“Funding packages can be informed by evaluations which indicate where savings are felt once a service is established. Whilst these this evaluations are undertaken, contingency funding could be provided on a pilot basis, paving the way for a more sustainable funding package.
“A drug consumption room could also be partly funded by realigning resources from existing services targeted towards the population who are likely to use a drug consumption room, for example homeless outreach services, without diminishing core provisions.”
“There are legal barriers which would challenge the operation of a drug consumption room in the UK. However, there is flexibility within the law for the police to take a reasonable approach to law enforcement, exercising discretion in the public interest.
A drug consumption room could operate through a discretionary model, pursuant to guidance given by the police and prosecution service. Alternatively, a discretionary model could operate without legal guidance from the prosecution service and instead rely solely on multi-agency support, with local stakeholders signing a document regarding the establishment and running of the drug consumption room.
“A legislative route entails a longer process but is a more stable and permanent legal solution.
“However, evaluations of a facility, operating on a discretionary model at the local level, could be used to build the case for legislative change.
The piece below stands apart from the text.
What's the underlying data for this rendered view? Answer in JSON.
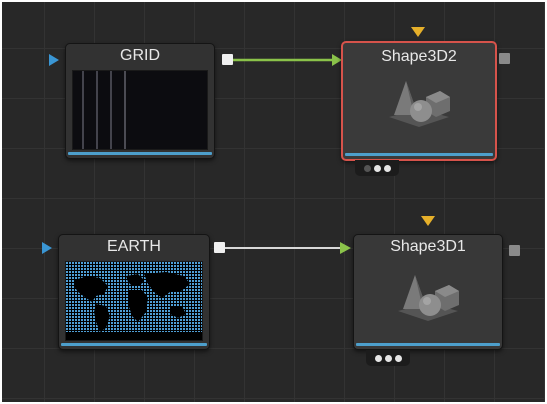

“It is not yet relevant to include devolution in a report because UK drug laws in terms of offences under the Misuse of Drugs Act and Psychoactive Substance Act currently operate across all three jurisdictions of the UK.”
Coincidentally there has been a debate last week in Westminster on the topic of Consumption Rooms, with Victoria Atkins MP (Parliamentary Under-Secretary of State for the Home Department) stating: “We have no intention of introducing drug consumption rooms, nor do we have any intention of devolving the United Kingdom policy on drug classification and the way in which we deal with prohibited drugs to Scotland.
“Drug barons do not respect geographical barriers or boundaries and I dread to think what would happen if we devolved our UK-wide policy” … “it would then create an internal drug market within the UK, adding further to the pressures on law enforcement.”
We have contacted Wrexham Council for comment and at the time of writing have received no response.